═══ Dataset records

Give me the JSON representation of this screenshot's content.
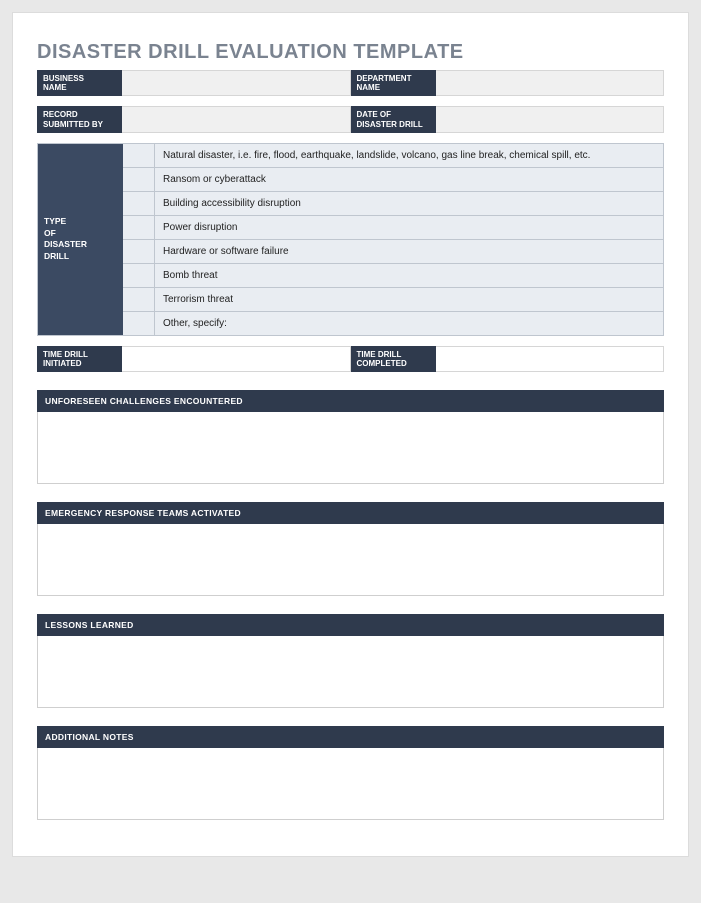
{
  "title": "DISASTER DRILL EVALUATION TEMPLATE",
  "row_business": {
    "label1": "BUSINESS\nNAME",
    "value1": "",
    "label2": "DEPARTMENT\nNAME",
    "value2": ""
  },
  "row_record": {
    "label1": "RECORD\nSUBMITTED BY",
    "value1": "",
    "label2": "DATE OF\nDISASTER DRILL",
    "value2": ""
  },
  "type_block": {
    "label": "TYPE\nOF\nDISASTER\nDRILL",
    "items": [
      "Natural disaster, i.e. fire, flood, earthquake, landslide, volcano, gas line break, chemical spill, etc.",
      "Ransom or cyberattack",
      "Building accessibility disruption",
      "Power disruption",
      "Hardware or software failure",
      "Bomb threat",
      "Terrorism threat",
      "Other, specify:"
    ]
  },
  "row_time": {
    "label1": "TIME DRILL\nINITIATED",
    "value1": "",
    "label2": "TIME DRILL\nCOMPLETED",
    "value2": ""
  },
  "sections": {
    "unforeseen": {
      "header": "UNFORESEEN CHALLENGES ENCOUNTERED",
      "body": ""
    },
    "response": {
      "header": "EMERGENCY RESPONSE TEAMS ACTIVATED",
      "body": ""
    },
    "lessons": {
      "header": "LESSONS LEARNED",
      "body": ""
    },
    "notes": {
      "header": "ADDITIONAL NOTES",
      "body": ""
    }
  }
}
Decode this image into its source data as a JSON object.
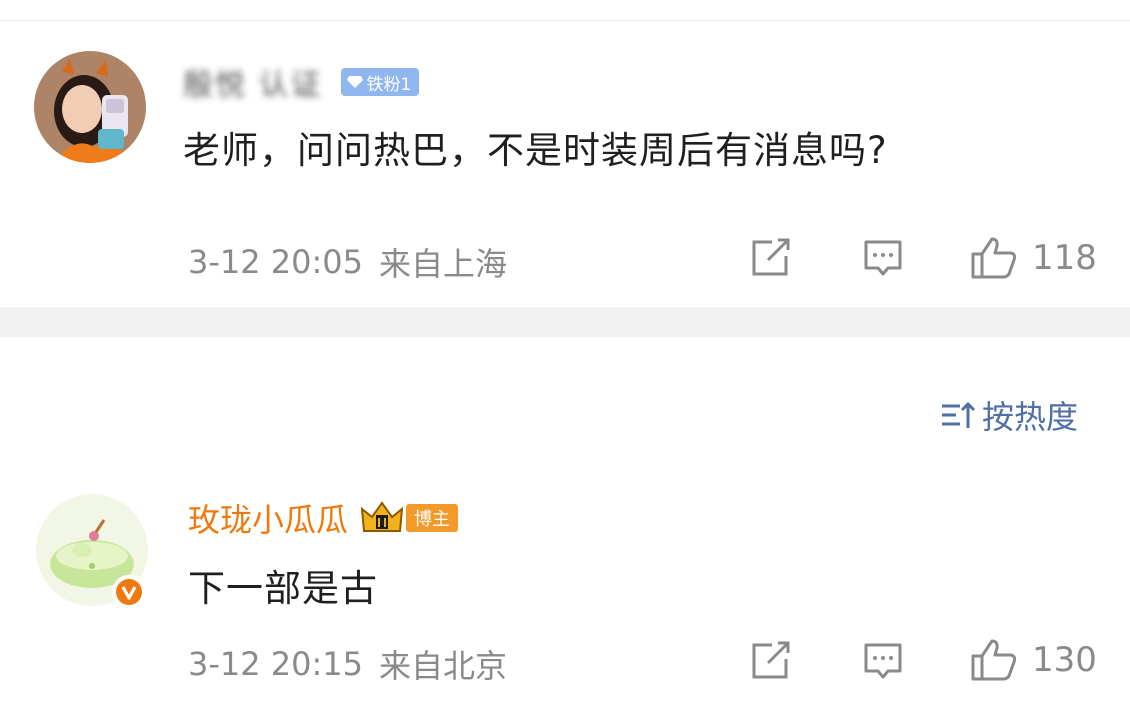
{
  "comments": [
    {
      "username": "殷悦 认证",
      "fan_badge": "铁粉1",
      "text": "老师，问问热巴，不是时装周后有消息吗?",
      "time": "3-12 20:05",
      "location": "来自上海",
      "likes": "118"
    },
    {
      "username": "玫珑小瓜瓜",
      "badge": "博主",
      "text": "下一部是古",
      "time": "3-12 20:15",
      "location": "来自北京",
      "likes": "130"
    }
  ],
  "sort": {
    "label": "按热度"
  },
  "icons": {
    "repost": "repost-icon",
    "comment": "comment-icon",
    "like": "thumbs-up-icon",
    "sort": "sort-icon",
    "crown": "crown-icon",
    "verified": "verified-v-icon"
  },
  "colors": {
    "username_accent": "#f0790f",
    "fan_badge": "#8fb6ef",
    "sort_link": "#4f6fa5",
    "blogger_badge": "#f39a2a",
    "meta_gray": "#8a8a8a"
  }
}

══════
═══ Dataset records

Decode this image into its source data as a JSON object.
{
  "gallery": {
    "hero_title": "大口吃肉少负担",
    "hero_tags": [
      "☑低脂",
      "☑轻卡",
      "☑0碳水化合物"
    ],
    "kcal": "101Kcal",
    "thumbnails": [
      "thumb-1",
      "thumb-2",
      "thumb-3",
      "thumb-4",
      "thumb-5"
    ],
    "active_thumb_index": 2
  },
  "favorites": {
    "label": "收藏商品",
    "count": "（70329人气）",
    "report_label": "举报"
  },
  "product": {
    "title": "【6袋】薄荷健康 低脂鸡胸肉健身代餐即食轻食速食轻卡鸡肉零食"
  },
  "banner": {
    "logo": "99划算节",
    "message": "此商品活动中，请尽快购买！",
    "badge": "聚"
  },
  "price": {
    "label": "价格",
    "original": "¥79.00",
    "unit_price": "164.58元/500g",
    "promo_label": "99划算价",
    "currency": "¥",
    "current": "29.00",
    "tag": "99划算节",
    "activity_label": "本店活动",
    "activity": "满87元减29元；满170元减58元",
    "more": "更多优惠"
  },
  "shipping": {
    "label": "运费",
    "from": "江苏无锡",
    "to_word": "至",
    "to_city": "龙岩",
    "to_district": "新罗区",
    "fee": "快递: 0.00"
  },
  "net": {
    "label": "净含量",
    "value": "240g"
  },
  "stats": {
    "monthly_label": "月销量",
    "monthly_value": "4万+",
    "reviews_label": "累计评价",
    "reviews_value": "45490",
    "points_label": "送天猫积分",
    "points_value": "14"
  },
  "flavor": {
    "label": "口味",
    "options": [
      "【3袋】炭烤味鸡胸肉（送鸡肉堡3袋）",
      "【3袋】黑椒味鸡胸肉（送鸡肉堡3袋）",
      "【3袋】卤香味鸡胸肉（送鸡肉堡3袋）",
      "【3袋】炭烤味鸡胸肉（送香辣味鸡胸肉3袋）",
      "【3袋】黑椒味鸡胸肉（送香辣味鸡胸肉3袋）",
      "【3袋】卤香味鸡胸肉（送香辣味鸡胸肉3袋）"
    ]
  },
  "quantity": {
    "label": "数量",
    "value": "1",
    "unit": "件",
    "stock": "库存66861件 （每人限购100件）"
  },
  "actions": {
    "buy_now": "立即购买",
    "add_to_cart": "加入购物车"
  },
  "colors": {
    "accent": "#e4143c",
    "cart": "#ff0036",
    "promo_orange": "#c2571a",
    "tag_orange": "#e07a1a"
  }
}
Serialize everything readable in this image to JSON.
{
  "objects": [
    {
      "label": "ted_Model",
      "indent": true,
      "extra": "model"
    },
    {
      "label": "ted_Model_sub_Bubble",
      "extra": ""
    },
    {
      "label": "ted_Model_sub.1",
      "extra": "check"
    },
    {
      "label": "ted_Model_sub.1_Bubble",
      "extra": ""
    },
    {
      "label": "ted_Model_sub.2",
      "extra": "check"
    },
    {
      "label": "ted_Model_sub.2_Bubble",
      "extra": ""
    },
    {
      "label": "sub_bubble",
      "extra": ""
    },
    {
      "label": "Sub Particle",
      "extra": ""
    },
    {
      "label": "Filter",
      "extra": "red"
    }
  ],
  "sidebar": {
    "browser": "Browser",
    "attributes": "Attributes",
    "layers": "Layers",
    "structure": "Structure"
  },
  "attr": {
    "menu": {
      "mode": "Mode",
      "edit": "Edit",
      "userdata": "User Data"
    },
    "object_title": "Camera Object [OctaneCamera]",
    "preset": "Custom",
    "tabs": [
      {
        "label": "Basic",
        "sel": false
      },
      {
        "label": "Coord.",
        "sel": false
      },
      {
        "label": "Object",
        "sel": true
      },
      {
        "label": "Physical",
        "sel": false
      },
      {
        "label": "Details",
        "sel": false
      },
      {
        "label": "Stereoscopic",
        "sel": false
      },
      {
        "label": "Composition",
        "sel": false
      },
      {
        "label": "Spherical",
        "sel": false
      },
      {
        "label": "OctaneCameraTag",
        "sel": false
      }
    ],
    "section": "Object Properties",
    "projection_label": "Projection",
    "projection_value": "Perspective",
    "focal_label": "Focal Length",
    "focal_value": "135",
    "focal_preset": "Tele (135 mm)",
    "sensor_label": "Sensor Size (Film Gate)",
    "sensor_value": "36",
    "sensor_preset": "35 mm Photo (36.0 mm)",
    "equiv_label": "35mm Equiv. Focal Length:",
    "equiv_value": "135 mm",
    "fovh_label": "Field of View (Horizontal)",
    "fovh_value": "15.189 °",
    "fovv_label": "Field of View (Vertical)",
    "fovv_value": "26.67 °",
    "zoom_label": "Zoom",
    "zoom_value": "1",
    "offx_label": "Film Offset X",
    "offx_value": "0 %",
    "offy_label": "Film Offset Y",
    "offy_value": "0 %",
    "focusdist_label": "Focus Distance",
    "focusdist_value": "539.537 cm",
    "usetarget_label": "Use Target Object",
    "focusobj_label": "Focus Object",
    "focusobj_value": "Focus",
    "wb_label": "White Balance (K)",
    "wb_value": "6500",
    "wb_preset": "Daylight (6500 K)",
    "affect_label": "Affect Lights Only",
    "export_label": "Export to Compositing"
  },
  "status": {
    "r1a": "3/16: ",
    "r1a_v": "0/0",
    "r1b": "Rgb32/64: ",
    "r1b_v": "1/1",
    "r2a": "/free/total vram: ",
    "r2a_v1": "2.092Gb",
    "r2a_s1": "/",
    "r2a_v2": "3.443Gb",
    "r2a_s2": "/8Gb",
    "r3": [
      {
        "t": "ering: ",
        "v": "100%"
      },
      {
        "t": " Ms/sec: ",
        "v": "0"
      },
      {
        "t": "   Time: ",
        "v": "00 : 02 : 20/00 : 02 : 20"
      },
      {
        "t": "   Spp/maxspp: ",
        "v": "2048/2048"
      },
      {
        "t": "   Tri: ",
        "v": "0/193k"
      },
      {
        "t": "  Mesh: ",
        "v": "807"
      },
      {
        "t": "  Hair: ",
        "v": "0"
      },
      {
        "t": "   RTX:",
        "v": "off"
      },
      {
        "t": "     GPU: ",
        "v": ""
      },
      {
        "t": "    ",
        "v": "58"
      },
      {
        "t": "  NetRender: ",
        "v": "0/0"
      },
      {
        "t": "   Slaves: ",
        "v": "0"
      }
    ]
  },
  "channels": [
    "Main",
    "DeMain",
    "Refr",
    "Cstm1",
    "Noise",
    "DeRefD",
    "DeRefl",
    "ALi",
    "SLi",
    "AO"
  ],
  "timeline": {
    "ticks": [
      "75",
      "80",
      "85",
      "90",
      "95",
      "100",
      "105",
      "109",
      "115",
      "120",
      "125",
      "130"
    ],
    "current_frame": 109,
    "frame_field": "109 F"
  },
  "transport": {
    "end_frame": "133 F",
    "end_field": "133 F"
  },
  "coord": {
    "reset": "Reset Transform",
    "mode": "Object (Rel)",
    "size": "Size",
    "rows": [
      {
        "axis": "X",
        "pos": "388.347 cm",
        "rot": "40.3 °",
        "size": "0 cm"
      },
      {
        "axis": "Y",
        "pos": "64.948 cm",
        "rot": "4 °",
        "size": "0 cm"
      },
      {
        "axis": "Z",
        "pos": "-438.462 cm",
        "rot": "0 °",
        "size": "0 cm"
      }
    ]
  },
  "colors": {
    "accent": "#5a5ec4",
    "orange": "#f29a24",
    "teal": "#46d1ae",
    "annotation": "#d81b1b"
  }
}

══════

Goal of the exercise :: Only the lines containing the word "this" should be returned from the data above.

Task result ::
Give me the JSON representation of this screenshot's content.
Decode this image into its source data as a JSON object.
Decode this image into its source data as a JSON object.
Serialize everything readable in this image to JSON.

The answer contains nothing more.